Category Archives: Kerguelen

Why the attraction to Kerguelen?

Where does the strange attraction of the polar regions lie, so powerful, so gripping that on one’s return from them one forgets all weariness of body and soul and dreams only of going back?

Jean-Baptiste Charcot as quoted by Graham Collier and Patricia Graham Collier in Antarctic Odyssey, (New York: Caroll & Graf Publishers, Inc., 1999), xiv.

And now you know …

After consulting a fluent French major, after talking up the island for four years, and after recording not just one but two Jean-Luc stories, I suddenly came across this debilitating revelation.

“In English, ‘Kerguelen’ is pronounced [‘kə:gɪlɪn], [‘kɚgələn], etc.” Wikipedia

I can hardly think of anything to say.
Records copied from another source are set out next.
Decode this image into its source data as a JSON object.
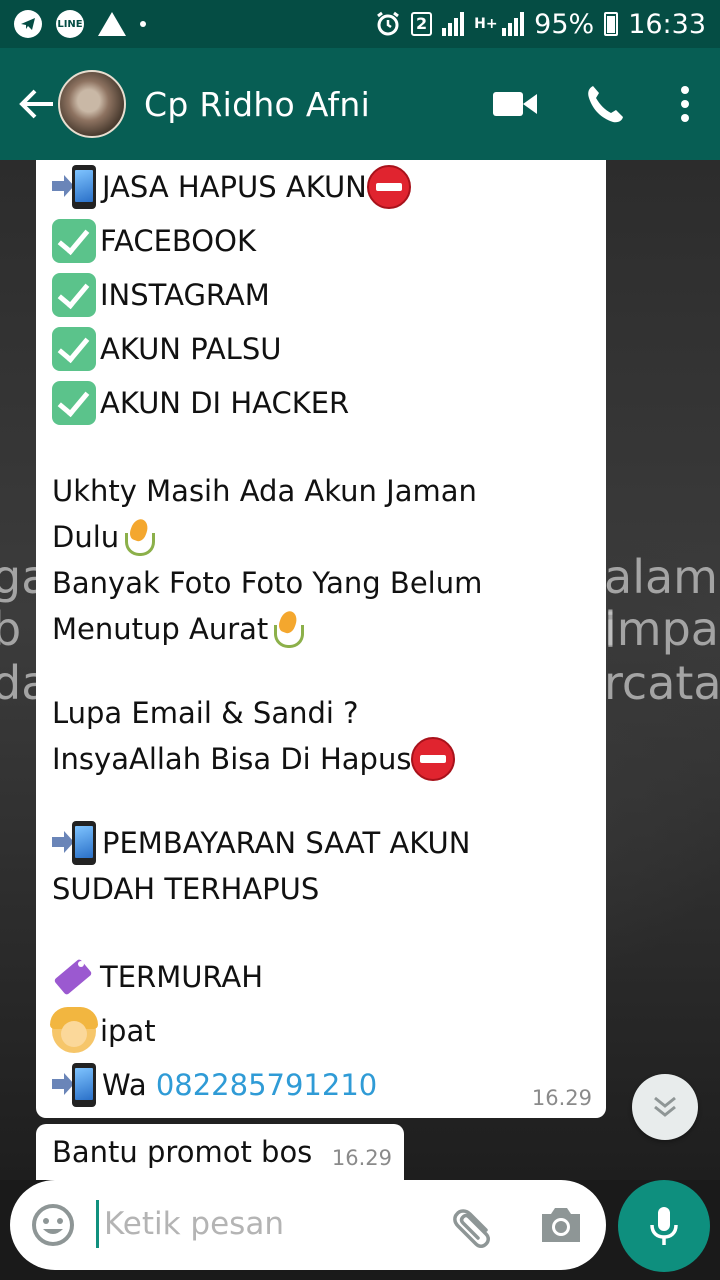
{
  "status_bar": {
    "line_label": "LINE",
    "sim_slot": "2",
    "network": "H+",
    "battery": "95%",
    "time": "16:33"
  },
  "header": {
    "contact_name": "Cp Ridho Afni",
    "icons": [
      "back-arrow-icon",
      "video-call-icon",
      "voice-call-icon",
      "more-vert-icon"
    ]
  },
  "background_text": {
    "left_1": "ga",
    "left_2": "b",
    "left_3": "da",
    "right_1": "alam l",
    "right_2": "impar",
    "right_3": "rcata"
  },
  "messages": [
    {
      "lines": {
        "l1": "JASA HAPUS AKUN",
        "l2": "FACEBOOK",
        "l3": "INSTAGRAM",
        "l4": "AKUN PALSU",
        "l5": "AKUN DI HACKER",
        "l6": "Ukhty Masih Ada Akun Jaman",
        "l7": "Dulu",
        "l8": "Banyak Foto Foto Yang Belum",
        "l9": "Menutup Aurat",
        "l10": "Lupa Email & Sandi ?",
        "l11": "InsyaAllah Bisa Di Hapus",
        "l12": "PEMBAYARAN SAAT AKUN",
        "l13": "SUDAH TERHAPUS",
        "l14": "TERMURAH",
        "l15": "ipat",
        "l16_prefix": "Wa ",
        "l16_phone": "082285791210"
      },
      "time": "16.29"
    },
    {
      "text": "Bantu promot bos",
      "time": "16.29"
    }
  ],
  "composer": {
    "placeholder": "Ketik pesan",
    "icons": [
      "emoji-icon",
      "attach-icon",
      "camera-icon",
      "mic-icon"
    ]
  },
  "colors": {
    "status_bar": "#054d44",
    "header": "#075e54",
    "accent": "#0e8f7e",
    "link": "#2f9bd6"
  }
}
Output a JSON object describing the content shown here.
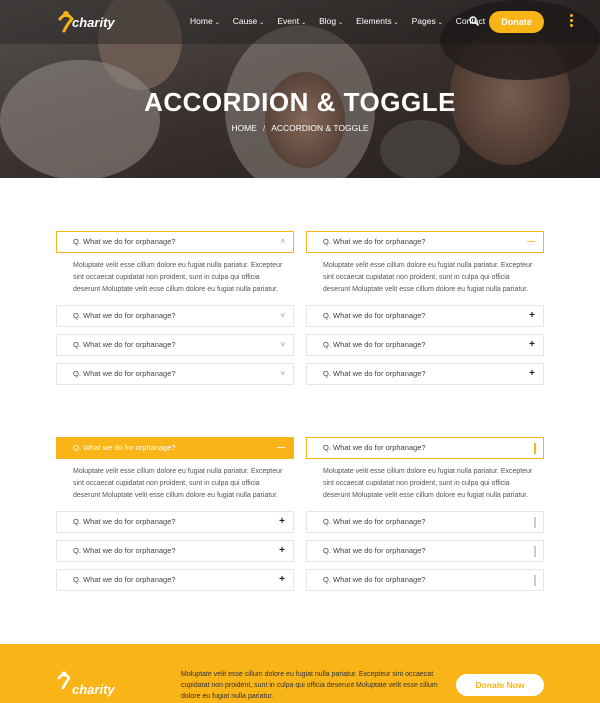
{
  "brand": {
    "name": "charity",
    "accent": "#f9b418"
  },
  "nav": {
    "items": [
      {
        "label": "Home"
      },
      {
        "label": "Cause"
      },
      {
        "label": "Event"
      },
      {
        "label": "Blog"
      },
      {
        "label": "Elements"
      },
      {
        "label": "Pages"
      },
      {
        "label": "Contact"
      }
    ],
    "dropdown_glyph": "⌄",
    "donate_label": "Donate",
    "search_icon": "search-icon",
    "menu_icon": "kebab-menu-icon"
  },
  "hero": {
    "title": "ACCORDION & TOGGLE",
    "breadcrumb": {
      "home": "HOME",
      "separator": "/",
      "current": "ACCORDION & TOGGLE"
    }
  },
  "accordion_question": "Q. What we do for orphanage?",
  "accordion_answer": "Moluptate velit esse cillum dolore eu fugiat nulla pariatur. Excepteur sint occaecat cupidatat non proident, sunt in culpa qui officia deserunt Moluptate velit esse cillum dolore eu fugiat nulla pariatur.",
  "icons": {
    "chevron_up": "˄",
    "chevron_down": "˅",
    "minus": "—",
    "plus": "+"
  },
  "footer": {
    "logo": "charity",
    "text": "Moluptate velit esse cillum dolore eu fugiat nulla pariatur. Excepteur sint occaecat cupidatat non proident, sunt in culpa qui officia deserunt Moluptate velit esse cillum dolore eu fugiat nulla pariatur.",
    "button_label": "Donate Now"
  }
}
I’ve been all wrong. And I guess the only worthwhile question left to ask is … well … uh … how do you pronounce ‘kə:gɪlɪn or ‘kɚgələn?

P.S. Read Why Kerguelen? for an explanation as to my fascination with the island(s).

Christmas Harbor

After Captain Yves de Kerguelen de Tremerac discovered Isle de Kerguelen in 1772, Captain James Cook visited the island on Christmas day 1776 (more info). At the time there was a 300 foot arch of stone which caught the crew’s attention. Jean-Paul Kauffmann writes of his fascination with this arch and his great disappointment when, after finally getting the chance to visit the island, he found that the arch had fallen years earlier. (I must admit that I was disappointed to learn that as well.) But even though the arch has fallen, the harbor is still quite beautiful as you can see in this photograph taken by Olivier Duriez during his recent trip. This is one of many interesting pictures of the island which are available at this web site.